As a fertility awareness educator, I have a pretty keen idea of what the most difficult parts of fertility awareness are for most women (hint: cervical fluid).
Like any good teacher, I have a repertoire of questions and explanations to help you understand your cervical fluid better.
Lucky for me, I’ve had really good success helping bunches of women understand their cervical fluid, but that doesn’t mean I’m not always on the lookout for more ways to make it an even simpler transition (you know, the one from having no idea what cervical fluid is to using it to understand when you are fertile and what’s going on with your hormones).
What you really need to understand when you learn about your cervical fluid is 2 things:
- When you enter your fertile phase (often called the “point of change”).
- What cervical fluid is “peak” and what is “non-peak” (this helps you identify something called your “peak-day” and you do a count from that to end your fertile phase).
It’s actually a pretty simple couple of things to be looking for, but in the beginning it can still feel tricky as hell when you are first starting.
Hence, the experiments. I think I’m a scientist at heart (I did graduate from college with a science degree, after all).
I have done multiple experiments ranging from taking my temperature with 2 thermometers simultaneously to seeing how certain diet or lifestyle changes effected my cycle.
My latest was no exception in the creativity department.
When I’m looking for an experiment, I’m not looking for something to take over as a way to track your fertility signs, but a way to better understand them. Keep that one in mind.
With this one, since your cervical fluid changes in pH during your cycle (which is part of the reason it works as a fertility sign – sperm can’t live with of the help of the higher pH cervical fluid and die fast in the normally acidic vaginal environment), I thought “pH strips! I can get an objective measure of how some aspect of cervical fluid is changing. Sweet.”

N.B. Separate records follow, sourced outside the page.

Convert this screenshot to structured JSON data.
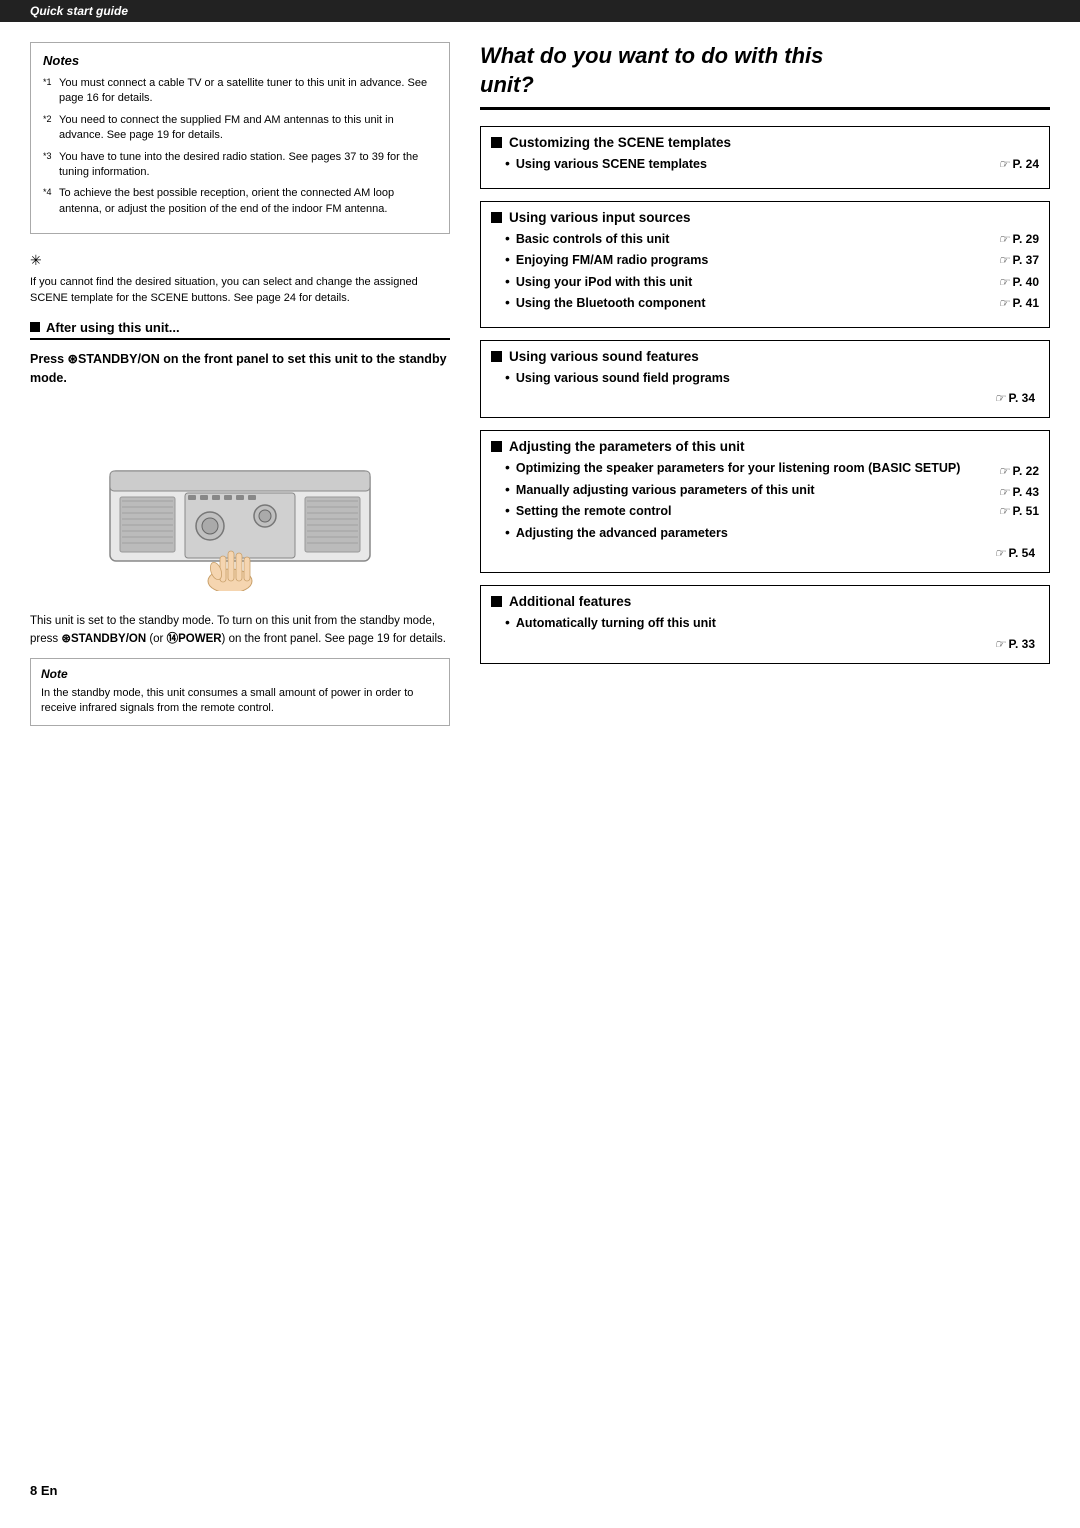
{
  "header": {
    "label": "Quick start guide"
  },
  "left": {
    "notes_title": "Notes",
    "notes": [
      {
        "sup": "*1",
        "text": "You must connect a cable TV or a satellite tuner to this unit in advance. See page 16 for details."
      },
      {
        "sup": "*2",
        "text": "You need to connect the supplied FM and AM antennas to this unit in advance. See page 19 for details."
      },
      {
        "sup": "*3",
        "text": "You have to tune into the desired radio station. See pages 37 to 39 for the tuning information."
      },
      {
        "sup": "*4",
        "text": "To achieve the best possible reception, orient the connected AM loop antenna, or adjust the position of the end of the indoor FM antenna."
      }
    ],
    "tip_symbol": "✳",
    "tip_text": "If you cannot find the desired situation, you can select and change the assigned SCENE template for the SCENE buttons. See page 24 for details.",
    "after_title": "After using this unit...",
    "standby_instruction": "Press  STANDBY/ON on the front panel to set this unit to the standby mode.",
    "standby_desc1": "This unit is set to the standby mode. To turn on this unit from the standby mode, press ",
    "standby_desc2": "STANDBY/ON",
    "standby_desc3": " (or ",
    "standby_desc4": "POWER",
    "standby_desc5": ") on the front panel. See page 19 for details.",
    "note_title": "Note",
    "note_text": "In the standby mode, this unit consumes a small amount of power in order to receive infrared signals from the remote control."
  },
  "right": {
    "heading_line1": "What do you want to do with this",
    "heading_line2": "unit?",
    "sections": [
      {
        "id": "scene",
        "header": "Customizing the SCENE templates",
        "bullets": [
          {
            "text": "Using various SCENE templates",
            "ref": "P. 24",
            "inline": true
          }
        ]
      },
      {
        "id": "input",
        "header": "Using various input sources",
        "bullets": [
          {
            "text": "Basic controls of this unit",
            "ref": "P. 29",
            "inline": true
          },
          {
            "text": "Enjoying FM/AM radio programs",
            "ref": "P. 37",
            "inline": true
          },
          {
            "text": "Using your iPod with this unit",
            "ref": "P. 40",
            "inline": true
          },
          {
            "text": "Using the Bluetooth component",
            "ref": "P. 41",
            "inline": true
          }
        ]
      },
      {
        "id": "sound",
        "header": "Using various sound features",
        "bullets": [
          {
            "text": "Using various sound field programs",
            "ref": "P. 34",
            "inline": false
          }
        ]
      },
      {
        "id": "params",
        "header": "Adjusting the parameters of this unit",
        "bullets": [
          {
            "text1": "Optimizing the speaker parameters for your",
            "text2": "listening room (BASIC SETUP)",
            "ref": "P. 22",
            "multiline": true
          },
          {
            "text1": "Manually adjusting various parameters of",
            "text2": "this unit",
            "ref": "P. 43",
            "multiline": true
          },
          {
            "text": "Setting the remote control",
            "ref": "P. 51",
            "inline": true
          },
          {
            "text1": "Adjusting the advanced parameters",
            "ref": "P. 54",
            "multiline": false,
            "refbelow": true
          }
        ]
      },
      {
        "id": "additional",
        "header": "Additional features",
        "bullets": [
          {
            "text1": "Automatically turning off this unit",
            "ref": "P. 33",
            "multiline": false,
            "refbelow": true
          }
        ]
      }
    ]
  },
  "footer": {
    "page": "8 En"
  }
}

So I get the strips and am super excited to start using them and testing. I started out early in my cycle and had basically nothing. I noticed that the pH strip really didn’t change colors and thought that maybe it’s either not getting it wet enough or maybe it was just the pH that wouldn’t change the strip color.

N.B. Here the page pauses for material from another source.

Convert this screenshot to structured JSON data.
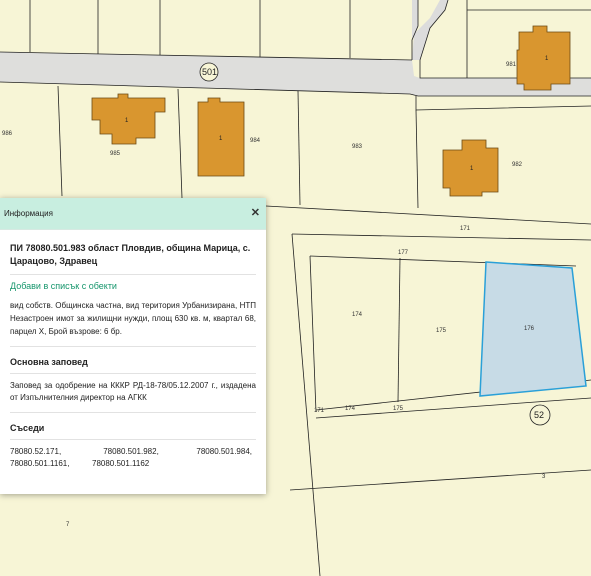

But days passed and I continued to try. My cervical fluid got wetter and extremely fertile. Certainly there should be a change now, yes?

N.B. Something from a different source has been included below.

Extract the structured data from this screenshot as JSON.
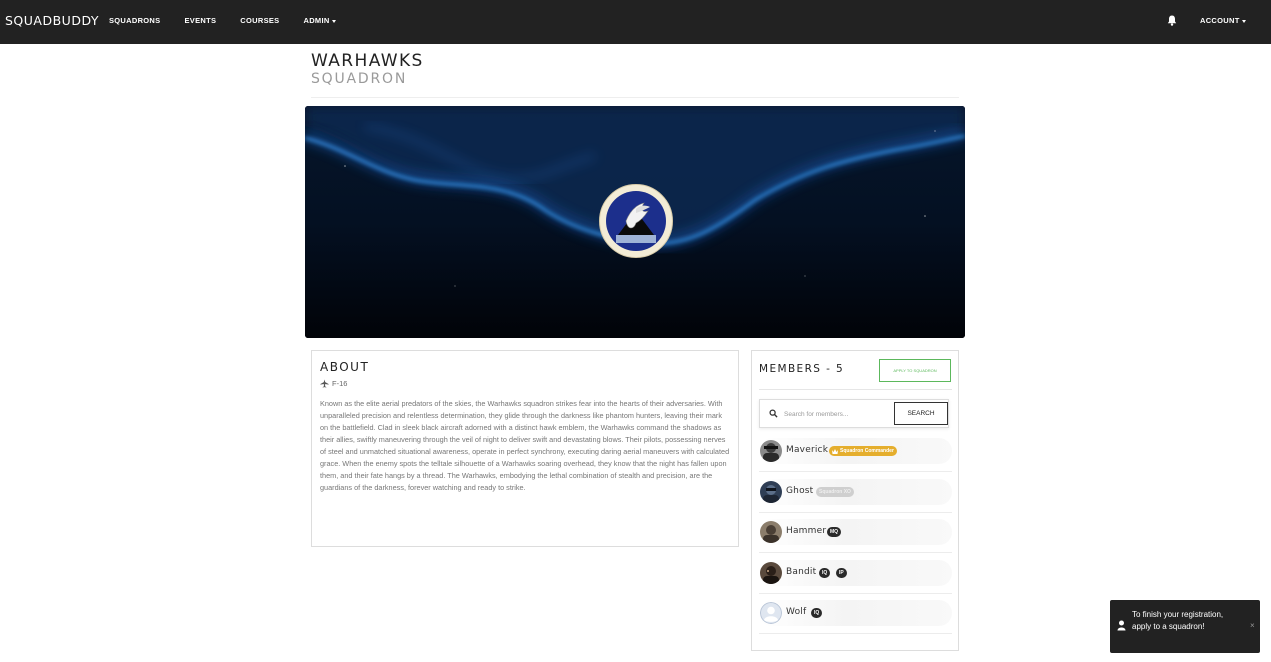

Still, the strips are showing nothing. At this point, I start testing saliva and urine to make sure I didn’t get bum strips. Nien, the strips are fine and turning colors.
Conclusion: Cervical fluid does not measure on home pH strips and/or the variation in pH isn’t enough to read on home pH strips.
I share this with you for 3 reasons
1.) So you know that pH strips aren’t going to help you decipher your cervical fluid.
2.) So you know that I am not magical and not everything I do works.
3.) Because I want you to know that you can experiment, too.
The last one is particularly important. If you choose to learn via book you will probably need to do your fair share of experimentation before you really understand everything (if you get help from an instructor we are really good at asking the right questions and giving you little tips that will make it way easier to understand).
But when an experiment doesn’t go the way you planned, it can still be useful. For instance, I know not to tell any clients to try using pH strips if they just aren’t understanding their cervical fluid. I also know I can write a post about it and help other people trying to make their way charting their cycles.
Despite the fact that we know the science of fertility awareness really well, why it works, and how well it works, I think there is always room for improvement in how to help women, like you, understand and interpret their cycles more easily. This is super important for me since I teach women to use the method, but we get more and more information from more women talking about what’s worked for them (and of course, good ‘ol scientific studies).
I want to hear from you. Have you done any experiments? Were there parts of fertility awareness that were difficult for you to understand at first (and how did you figure it out)? If you haven’t learned yet, is the fear of not understanding holding you back (and what would help you feel confident)?